■ Required action
The whole listing below is to be returned without alteration.

■ Data for analysis
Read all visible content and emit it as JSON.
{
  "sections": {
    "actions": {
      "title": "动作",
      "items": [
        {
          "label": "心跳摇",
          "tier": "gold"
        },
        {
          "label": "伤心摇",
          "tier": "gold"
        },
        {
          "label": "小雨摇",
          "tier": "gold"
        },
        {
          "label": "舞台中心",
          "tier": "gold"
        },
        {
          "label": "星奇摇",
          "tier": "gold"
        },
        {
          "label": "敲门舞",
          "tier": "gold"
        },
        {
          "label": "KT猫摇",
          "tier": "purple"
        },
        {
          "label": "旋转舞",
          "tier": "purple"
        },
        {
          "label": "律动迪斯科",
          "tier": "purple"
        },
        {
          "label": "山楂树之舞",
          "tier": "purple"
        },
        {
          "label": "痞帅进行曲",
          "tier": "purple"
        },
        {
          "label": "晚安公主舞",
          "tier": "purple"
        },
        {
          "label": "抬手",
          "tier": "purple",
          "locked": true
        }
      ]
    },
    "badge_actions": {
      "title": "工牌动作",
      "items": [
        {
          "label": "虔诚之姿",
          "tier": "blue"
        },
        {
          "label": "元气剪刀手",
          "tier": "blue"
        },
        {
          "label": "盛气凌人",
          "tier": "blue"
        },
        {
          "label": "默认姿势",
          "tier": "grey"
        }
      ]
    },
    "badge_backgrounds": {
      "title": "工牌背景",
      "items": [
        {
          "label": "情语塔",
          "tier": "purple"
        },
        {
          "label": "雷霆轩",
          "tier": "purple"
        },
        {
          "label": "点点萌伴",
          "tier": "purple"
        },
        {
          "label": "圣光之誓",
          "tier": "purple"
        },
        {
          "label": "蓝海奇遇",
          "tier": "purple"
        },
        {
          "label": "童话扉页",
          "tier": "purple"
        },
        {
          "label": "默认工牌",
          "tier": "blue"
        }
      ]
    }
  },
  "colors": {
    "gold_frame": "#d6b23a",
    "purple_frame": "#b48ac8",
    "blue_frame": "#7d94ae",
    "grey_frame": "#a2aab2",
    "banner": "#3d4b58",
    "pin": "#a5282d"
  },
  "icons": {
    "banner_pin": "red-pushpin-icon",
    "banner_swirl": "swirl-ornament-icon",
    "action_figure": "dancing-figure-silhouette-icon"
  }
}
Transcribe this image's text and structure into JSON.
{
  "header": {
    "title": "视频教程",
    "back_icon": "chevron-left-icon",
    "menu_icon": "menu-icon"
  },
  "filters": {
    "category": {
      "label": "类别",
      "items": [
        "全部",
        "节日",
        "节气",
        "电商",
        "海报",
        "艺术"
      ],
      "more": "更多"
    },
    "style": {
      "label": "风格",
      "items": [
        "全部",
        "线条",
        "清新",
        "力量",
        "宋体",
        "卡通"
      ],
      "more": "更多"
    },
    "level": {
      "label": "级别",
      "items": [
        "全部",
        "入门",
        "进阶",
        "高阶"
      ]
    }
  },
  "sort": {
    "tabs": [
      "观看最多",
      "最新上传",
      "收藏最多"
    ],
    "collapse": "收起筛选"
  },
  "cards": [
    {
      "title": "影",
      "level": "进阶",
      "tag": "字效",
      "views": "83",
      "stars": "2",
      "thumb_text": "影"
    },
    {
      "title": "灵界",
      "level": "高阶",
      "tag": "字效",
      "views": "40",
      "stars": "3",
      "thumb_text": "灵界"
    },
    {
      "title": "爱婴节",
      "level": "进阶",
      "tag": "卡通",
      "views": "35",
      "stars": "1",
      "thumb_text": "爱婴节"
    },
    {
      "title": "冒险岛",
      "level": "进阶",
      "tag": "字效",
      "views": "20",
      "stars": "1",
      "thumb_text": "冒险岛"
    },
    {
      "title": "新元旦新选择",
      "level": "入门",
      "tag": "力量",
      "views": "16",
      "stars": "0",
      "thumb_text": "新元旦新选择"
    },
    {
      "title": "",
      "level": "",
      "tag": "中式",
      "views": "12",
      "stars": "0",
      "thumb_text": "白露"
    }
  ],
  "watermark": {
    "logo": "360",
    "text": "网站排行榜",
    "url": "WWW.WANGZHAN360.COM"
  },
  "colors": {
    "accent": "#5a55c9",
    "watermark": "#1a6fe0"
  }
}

■ Solution below
Read all visible content and emit it as JSON.
{
  "sections": {
    "actions": {
      "title": "动作",
      "items": [
        {
          "label": "心跳摇",
          "tier": "gold"
        },
        {
          "label": "伤心摇",
          "tier": "gold"
        },
        {
          "label": "小雨摇",
          "tier": "gold"
        },
        {
          "label": "舞台中心",
          "tier": "gold"
        },
        {
          "label": "星奇摇",
          "tier": "gold"
        },
        {
          "label": "敲门舞",
          "tier": "gold"
        },
        {
          "label": "KT猫摇",
          "tier": "purple"
        },
        {
          "label": "旋转舞",
          "tier": "purple"
        },
        {
          "label": "律动迪斯科",
          "tier": "purple"
        },
        {
          "label": "山楂树之舞",
          "tier": "purple"
        },
        {
          "label": "痞帅进行曲",
          "tier": "purple"
        },
        {
          "label": "晚安公主舞",
          "tier": "purple"
        },
        {
          "label": "抬手",
          "tier": "purple",
          "locked": true
        }
      ]
    },
    "badge_actions": {
      "title": "工牌动作",
      "items": [
        {
          "label": "虔诚之姿",
          "tier": "blue"
        },
        {
          "label": "元气剪刀手",
          "tier": "blue"
        },
        {
          "label": "盛气凌人",
          "tier": "blue"
        },
        {
          "label": "默认姿势",
          "tier": "grey"
        }
      ]
    },
    "badge_backgrounds": {
      "title": "工牌背景",
      "items": [
        {
          "label": "情语塔",
          "tier": "purple"
        },
        {
          "label": "雷霆轩",
          "tier": "purple"
        },
        {
          "label": "点点萌伴",
          "tier": "purple"
        },
        {
          "label": "圣光之誓",
          "tier": "purple"
        },
        {
          "label": "蓝海奇遇",
          "tier": "purple"
        },
        {
          "label": "童话扉页",
          "tier": "purple"
        },
        {
          "label": "默认工牌",
          "tier": "blue"
        }
      ]
    }
  },
  "colors": {
    "gold_frame": "#d6b23a",
    "purple_frame": "#b48ac8",
    "blue_frame": "#7d94ae",
    "grey_frame": "#a2aab2",
    "banner": "#3d4b58",
    "pin": "#a5282d"
  },
  "icons": {
    "banner_pin": "red-pushpin-icon",
    "banner_swirl": "swirl-ornament-icon",
    "action_figure": "dancing-figure-silhouette-icon"
  }
}
Transcribe this image's text and structure into JSON.
{
  "header": {
    "title": "视频教程",
    "back_icon": "chevron-left-icon",
    "menu_icon": "menu-icon"
  },
  "filters": {
    "category": {
      "label": "类别",
      "items": [
        "全部",
        "节日",
        "节气",
        "电商",
        "海报",
        "艺术"
      ],
      "more": "更多"
    },
    "style": {
      "label": "风格",
      "items": [
        "全部",
        "线条",
        "清新",
        "力量",
        "宋体",
        "卡通"
      ],
      "more": "更多"
    },
    "level": {
      "label": "级别",
      "items": [
        "全部",
        "入门",
        "进阶",
        "高阶"
      ]
    }
  },
  "sort": {
    "tabs": [
      "观看最多",
      "最新上传",
      "收藏最多"
    ],
    "collapse": "收起筛选"
  },
  "cards": [
    {
      "title": "影",
      "level": "进阶",
      "tag": "字效",
      "views": "83",
      "stars": "2",
      "thumb_text": "影"
    },
    {
      "title": "灵界",
      "level": "高阶",
      "tag": "字效",
      "views": "40",
      "stars": "3",
      "thumb_text": "灵界"
    },
    {
      "title": "爱婴节",
      "level": "进阶",
      "tag": "卡通",
      "views": "35",
      "stars": "1",
      "thumb_text": "爱婴节"
    },
    {
      "title": "冒险岛",
      "level": "进阶",
      "tag": "字效",
      "views": "20",
      "stars": "1",
      "thumb_text": "冒险岛"
    },
    {
      "title": "新元旦新选择",
      "level": "入门",
      "tag": "力量",
      "views": "16",
      "stars": "0",
      "thumb_text": "新元旦新选择"
    },
    {
      "title": "",
      "level": "",
      "tag": "中式",
      "views": "12",
      "stars": "0",
      "thumb_text": "白露"
    }
  ],
  "watermark": {
    "logo": "360",
    "text": "网站排行榜",
    "url": "WWW.WANGZHAN360.COM"
  },
  "colors": {
    "accent": "#5a55c9",
    "watermark": "#1a6fe0"
  }
}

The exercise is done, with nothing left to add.